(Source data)
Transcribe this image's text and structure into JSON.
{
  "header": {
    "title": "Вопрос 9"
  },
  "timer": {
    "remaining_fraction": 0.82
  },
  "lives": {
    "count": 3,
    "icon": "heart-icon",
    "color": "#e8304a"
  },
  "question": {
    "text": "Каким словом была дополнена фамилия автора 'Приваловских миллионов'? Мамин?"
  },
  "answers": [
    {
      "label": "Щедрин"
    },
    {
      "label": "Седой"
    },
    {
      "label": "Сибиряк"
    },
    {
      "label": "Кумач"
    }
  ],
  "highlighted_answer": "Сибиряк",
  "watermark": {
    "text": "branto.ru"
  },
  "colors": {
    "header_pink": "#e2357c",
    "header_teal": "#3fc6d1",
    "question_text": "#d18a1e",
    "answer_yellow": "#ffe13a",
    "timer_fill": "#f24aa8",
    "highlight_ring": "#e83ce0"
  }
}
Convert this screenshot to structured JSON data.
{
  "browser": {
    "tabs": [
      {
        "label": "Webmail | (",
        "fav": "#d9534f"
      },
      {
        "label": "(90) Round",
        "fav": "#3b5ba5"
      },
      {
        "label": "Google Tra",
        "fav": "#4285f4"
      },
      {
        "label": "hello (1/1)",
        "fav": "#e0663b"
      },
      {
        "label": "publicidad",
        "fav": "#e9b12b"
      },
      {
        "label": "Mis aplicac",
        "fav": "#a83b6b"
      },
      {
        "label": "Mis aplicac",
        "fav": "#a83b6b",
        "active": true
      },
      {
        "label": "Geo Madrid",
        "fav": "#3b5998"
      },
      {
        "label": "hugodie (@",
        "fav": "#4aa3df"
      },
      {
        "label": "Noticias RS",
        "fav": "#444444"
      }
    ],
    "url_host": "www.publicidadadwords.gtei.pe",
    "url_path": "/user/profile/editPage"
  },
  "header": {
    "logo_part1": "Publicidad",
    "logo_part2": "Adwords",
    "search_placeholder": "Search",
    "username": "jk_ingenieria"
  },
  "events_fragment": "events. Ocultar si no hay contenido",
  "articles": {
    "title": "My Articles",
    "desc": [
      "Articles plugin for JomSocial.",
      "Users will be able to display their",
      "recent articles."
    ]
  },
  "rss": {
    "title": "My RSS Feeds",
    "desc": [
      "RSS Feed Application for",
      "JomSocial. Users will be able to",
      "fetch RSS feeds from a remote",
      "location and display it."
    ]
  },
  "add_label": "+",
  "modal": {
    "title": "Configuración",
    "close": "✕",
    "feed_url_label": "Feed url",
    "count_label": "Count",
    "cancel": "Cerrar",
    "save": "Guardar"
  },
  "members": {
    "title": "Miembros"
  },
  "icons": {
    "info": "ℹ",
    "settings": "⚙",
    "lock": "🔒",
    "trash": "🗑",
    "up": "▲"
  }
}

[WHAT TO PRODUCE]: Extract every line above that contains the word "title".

[OUTPUT OF THE EXERCISE]:
    "title": "Вопрос 9"
    "title": "My Articles",
    "title": "My RSS Feeds",
    "title": "Configuración",
    "title": "Miembros"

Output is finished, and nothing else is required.